The women, led by Sophia Jex-Blake, were treated as second-class students when they enrolled at Edinburgh University in 1869. Their fees were higher than their male peers, their work graded differently, and they were pelted by mud during one exam. But they persevered, and in July their ground-breaking courage will be recognised by their alma mater.

Today, 60 per cent of Edinburgh’s medical students are women, as are more than half of Scotland’s GPs (58 per cent in 2017). Our primary care service would collapse without them, but ironically the feminisation of medicine brings with it a new challenge.

More and more GPs now work part-time, with only one third of women doctors on full-time contracts, according to the GMC. Women GPs – the backbone of our NHS – have been able to secure a work-family balance that is the envy of hard-pressed parents on the minimum wage, but it has come at a cost. Securing a non-urgent GP appointment is now a Herculean task that requires nerves of steel and the patience of Job, as I found out only last week.

My GP practice is one of the biggest in Scotland. The GPs are mostly female and, according to the friendly receptionist I finally got to speak to, they are all part time.

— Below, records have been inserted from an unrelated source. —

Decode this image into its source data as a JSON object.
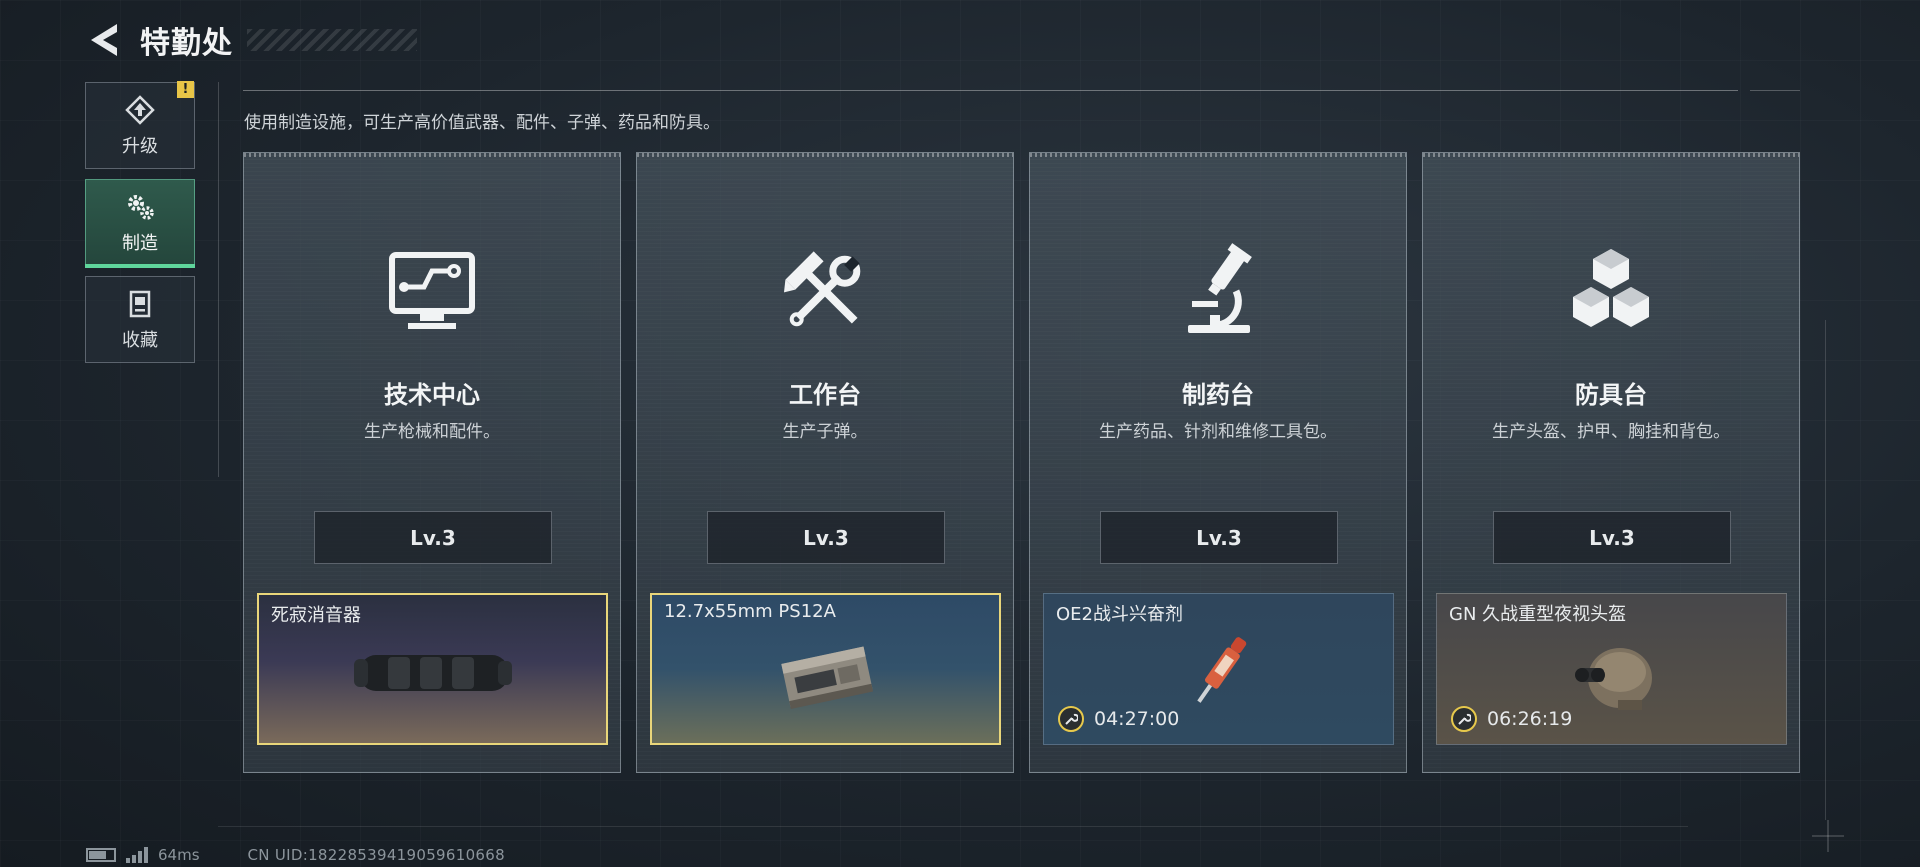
{
  "header": {
    "title": "特勤处"
  },
  "sidebar": {
    "items": [
      {
        "label": "升级",
        "icon": "upgrade-icon",
        "active": false,
        "badge": "!"
      },
      {
        "label": "制造",
        "icon": "crafting-gears-icon",
        "active": true
      },
      {
        "label": "收藏",
        "icon": "collection-icon",
        "active": false
      }
    ]
  },
  "main": {
    "description": "使用制造设施，可生产高价值武器、配件、子弹、药品和防具。",
    "cards": [
      {
        "title": "技术中心",
        "subtitle": "生产枪械和配件。",
        "icon": "computer-monitor-icon",
        "level": "Lv.3",
        "item": {
          "name": "死寂消音器",
          "status": "completed",
          "timer": "",
          "image": "suppressor"
        }
      },
      {
        "title": "工作台",
        "subtitle": "生产子弹。",
        "icon": "hammer-wrench-icon",
        "level": "Lv.3",
        "item": {
          "name": "12.7x55mm PS12A",
          "status": "completed",
          "timer": "",
          "image": "ammo-box"
        }
      },
      {
        "title": "制药台",
        "subtitle": "生产药品、针剂和维修工具包。",
        "icon": "microscope-icon",
        "level": "Lv.3",
        "item": {
          "name": "OE2战斗兴奋剂",
          "status": "in-progress",
          "timer": "04:27:00",
          "image": "syringe"
        }
      },
      {
        "title": "防具台",
        "subtitle": "生产头盔、护甲、胸挂和背包。",
        "icon": "armor-cubes-icon",
        "level": "Lv.3",
        "item": {
          "name": "GN 久战重型夜视头盔",
          "status": "in-progress",
          "timer": "06:26:19",
          "image": "nv-helmet"
        }
      }
    ]
  },
  "footer": {
    "ping": "64ms",
    "uid": "CN UID:18228539419059610668"
  },
  "colors": {
    "accent_green": "#5fd69c",
    "completed_border": "#e9d67a",
    "badge_yellow": "#e8c547",
    "timer_ring": "#e7c94c"
  }
}
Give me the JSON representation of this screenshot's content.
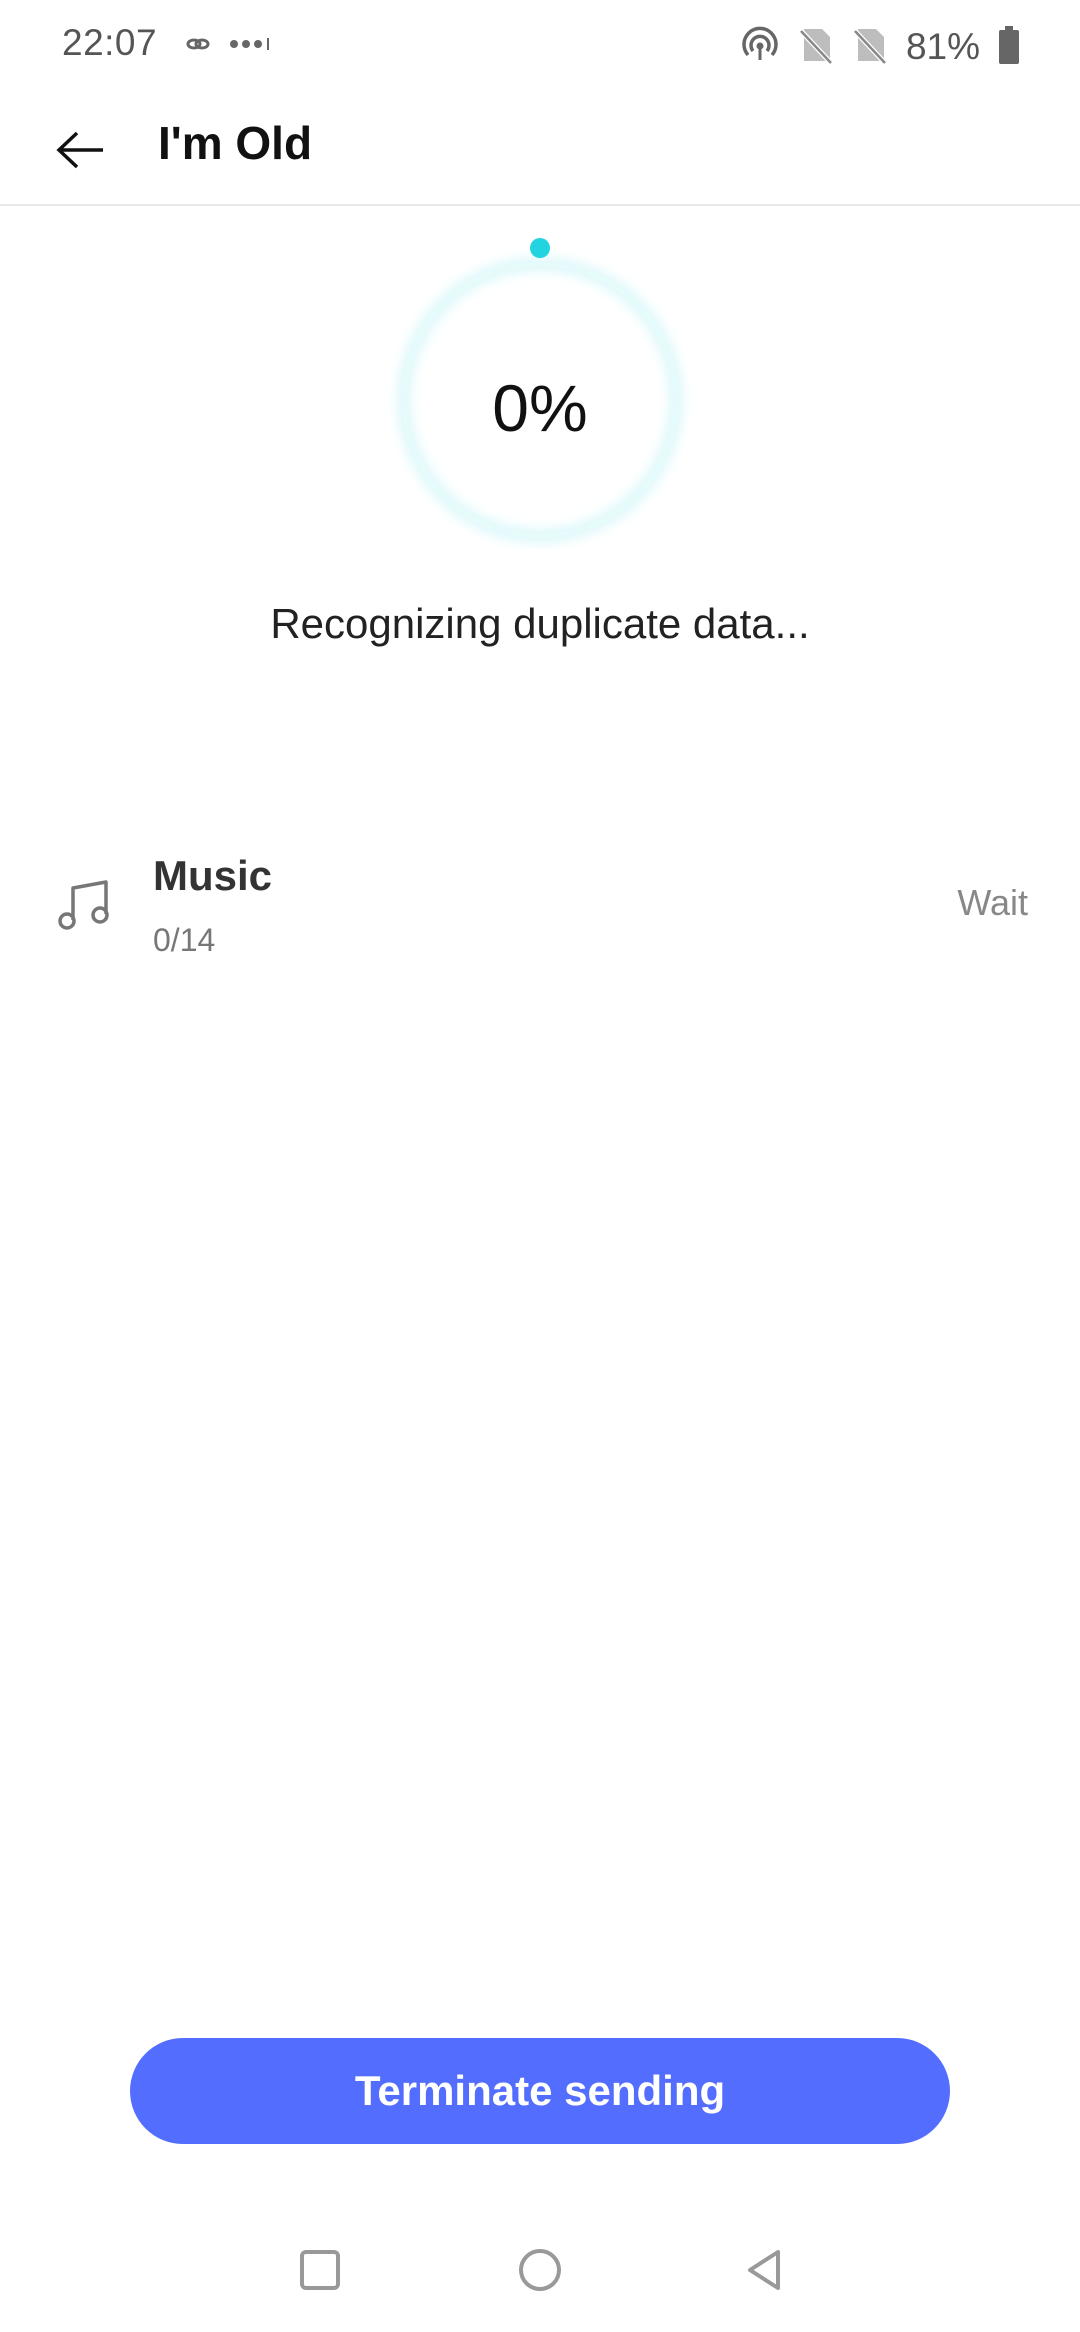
{
  "status_bar": {
    "time": "22:07",
    "battery": "81%",
    "icons_left": [
      "link-icon",
      "more-dots-icon"
    ],
    "icons_right": [
      "hotspot-icon",
      "no-sim-icon",
      "no-sim-icon",
      "battery-icon"
    ]
  },
  "app_bar": {
    "title": "I'm Old",
    "back_icon": "back-arrow-icon"
  },
  "progress": {
    "percent_text": "0%",
    "value": 0,
    "message": "Recognizing duplicate data...",
    "accent_color": "#22d3e0"
  },
  "items": [
    {
      "icon": "music-note-icon",
      "title": "Music",
      "count": "0/14",
      "status": "Wait"
    }
  ],
  "actions": {
    "terminate_label": "Terminate sending",
    "button_color": "#536dfe"
  },
  "nav_bar": {
    "buttons": [
      "recents-icon",
      "home-icon",
      "back-icon"
    ]
  }
}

Patients can only make a non-urgent appointment between the magic hours of 3pm and 4.30pm on a Friday afternoon, and that appointment will be for four weeks ahead. My testing experience is not an isolated one, as I found out when I bored friends and family with my tale of woe.

Little wonder we increasingly turn to Dr Google to diagnose and treat our ailments. But important though digital medicine will be in the future, it cannot and should not replace the human touch.

The days of the family GP who knew all her patients by their first name are long gone. Scotland faces a GP shortage. The Royal College of General Practioners Scotland predicts we will be short of 856 full-time GPs by 2021, which suggests we will need considerably more than 1,000 new recruits if the majority want to work part-time.

What’s the answer? More courses to allow nurses and paramedics to develop their careers and become primary care medics is one route.

But perhaps we should also consider contracts that commit new GPs to working full-time for a proportion of their lucrative career in exchange for their training. A recent survey by the respected medical think-tank, the King’s Fund, showed that only one in 20 GP trainees intended to work full time ten years after finishing their training.

That is simply unsustainable. The Edinburgh Seven saw medicine as their life’s work. Is it too much to ask that today’s medics, men and women, show some of the same commitment?